- Instructions for the task
Can you output the records below exactly as they are written?

- Stored dataset items
^^^^^^^^^^^^^^^^

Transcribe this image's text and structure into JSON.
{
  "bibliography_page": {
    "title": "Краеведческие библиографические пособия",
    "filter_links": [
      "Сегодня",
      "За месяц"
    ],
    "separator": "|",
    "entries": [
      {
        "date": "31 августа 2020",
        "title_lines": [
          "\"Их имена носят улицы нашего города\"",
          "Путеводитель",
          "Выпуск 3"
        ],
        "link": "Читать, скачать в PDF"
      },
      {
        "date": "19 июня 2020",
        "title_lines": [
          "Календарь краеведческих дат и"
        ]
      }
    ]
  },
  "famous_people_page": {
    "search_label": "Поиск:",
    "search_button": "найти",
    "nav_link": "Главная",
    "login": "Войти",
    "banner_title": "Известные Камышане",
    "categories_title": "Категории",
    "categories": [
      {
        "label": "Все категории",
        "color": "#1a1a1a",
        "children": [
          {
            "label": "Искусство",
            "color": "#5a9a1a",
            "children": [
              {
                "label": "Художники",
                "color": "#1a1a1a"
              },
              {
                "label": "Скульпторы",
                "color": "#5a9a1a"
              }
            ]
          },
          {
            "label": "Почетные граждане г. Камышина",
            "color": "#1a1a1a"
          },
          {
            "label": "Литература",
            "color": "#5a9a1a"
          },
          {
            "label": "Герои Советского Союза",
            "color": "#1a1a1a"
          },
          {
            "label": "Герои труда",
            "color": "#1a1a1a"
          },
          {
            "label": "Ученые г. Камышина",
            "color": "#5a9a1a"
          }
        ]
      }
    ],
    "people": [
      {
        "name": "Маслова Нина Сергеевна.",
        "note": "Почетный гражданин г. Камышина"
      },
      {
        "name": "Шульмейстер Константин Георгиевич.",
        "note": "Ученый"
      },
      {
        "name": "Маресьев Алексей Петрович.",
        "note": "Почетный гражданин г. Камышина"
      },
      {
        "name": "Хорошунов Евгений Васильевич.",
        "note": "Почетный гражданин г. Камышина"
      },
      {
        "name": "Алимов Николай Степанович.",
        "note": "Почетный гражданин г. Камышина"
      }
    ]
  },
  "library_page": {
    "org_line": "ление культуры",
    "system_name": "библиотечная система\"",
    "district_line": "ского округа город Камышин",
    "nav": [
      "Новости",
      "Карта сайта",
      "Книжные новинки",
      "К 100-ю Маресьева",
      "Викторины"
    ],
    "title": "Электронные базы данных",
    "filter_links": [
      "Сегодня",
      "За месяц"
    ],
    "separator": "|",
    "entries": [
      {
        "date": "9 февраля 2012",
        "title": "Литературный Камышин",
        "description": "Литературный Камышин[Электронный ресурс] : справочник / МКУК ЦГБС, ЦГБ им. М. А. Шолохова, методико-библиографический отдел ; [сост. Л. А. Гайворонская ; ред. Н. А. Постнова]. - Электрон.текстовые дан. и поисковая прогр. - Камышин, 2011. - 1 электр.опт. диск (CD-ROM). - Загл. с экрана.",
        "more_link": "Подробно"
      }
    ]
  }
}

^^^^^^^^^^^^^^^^

- Completed exercise
Transcribe this image's text and structure into JSON.
{
  "bibliography_page": {
    "title": "Краеведческие библиографические пособия",
    "filter_links": [
      "Сегодня",
      "За месяц"
    ],
    "separator": "|",
    "entries": [
      {
        "date": "31 августа 2020",
        "title_lines": [
          "\"Их имена носят улицы нашего города\"",
          "Путеводитель",
          "Выпуск 3"
        ],
        "link": "Читать, скачать в PDF"
      },
      {
        "date": "19 июня 2020",
        "title_lines": [
          "Календарь краеведческих дат и"
        ]
      }
    ]
  },
  "famous_people_page": {
    "search_label": "Поиск:",
    "search_button": "найти",
    "nav_link": "Главная",
    "login": "Войти",
    "banner_title": "Известные Камышане",
    "categories_title": "Категории",
    "categories": [
      {
        "label": "Все категории",
        "color": "#1a1a1a",
        "children": [
          {
            "label": "Искусство",
            "color": "#5a9a1a",
            "children": [
              {
                "label": "Художники",
                "color": "#1a1a1a"
              },
              {
                "label": "Скульпторы",
                "color": "#5a9a1a"
              }
            ]
          },
          {
            "label": "Почетные граждане г. Камышина",
            "color": "#1a1a1a"
          },
          {
            "label": "Литература",
            "color": "#5a9a1a"
          },
          {
            "label": "Герои Советского Союза",
            "color": "#1a1a1a"
          },
          {
            "label": "Герои труда",
            "color": "#1a1a1a"
          },
          {
            "label": "Ученые г. Камышина",
            "color": "#5a9a1a"
          }
        ]
      }
    ],
    "people": [
      {
        "name": "Маслова Нина Сергеевна.",
        "note": "Почетный гражданин г. Камышина"
      },
      {
        "name": "Шульмейстер Константин Георгиевич.",
        "note": "Ученый"
      },
      {
        "name": "Маресьев Алексей Петрович.",
        "note": "Почетный гражданин г. Камышина"
      },
      {
        "name": "Хорошунов Евгений Васильевич.",
        "note": "Почетный гражданин г. Камышина"
      },
      {
        "name": "Алимов Николай Степанович.",
        "note": "Почетный гражданин г. Камышина"
      }
    ]
  },
  "library_page": {
    "org_line": "ление культуры",
    "system_name": "библиотечная система\"",
    "district_line": "ского округа город Камышин",
    "nav": [
      "Новости",
      "Карта сайта",
      "Книжные новинки",
      "К 100-ю Маресьева",
      "Викторины"
    ],
    "title": "Электронные базы данных",
    "filter_links": [
      "Сегодня",
      "За месяц"
    ],
    "separator": "|",
    "entries": [
      {
        "date": "9 февраля 2012",
        "title": "Литературный Камышин",
        "description": "Литературный Камышин[Электронный ресурс] : справочник / МКУК ЦГБС, ЦГБ им. М. А. Шолохова, методико-библиографический отдел ; [сост. Л. А. Гайворонская ; ред. Н. А. Постнова]. - Электрон.текстовые дан. и поисковая прогр. - Камышин, 2011. - 1 электр.опт. диск (CD-ROM). - Загл. с экрана.",
        "more_link": "Подробно"
      }
    ]
  }
}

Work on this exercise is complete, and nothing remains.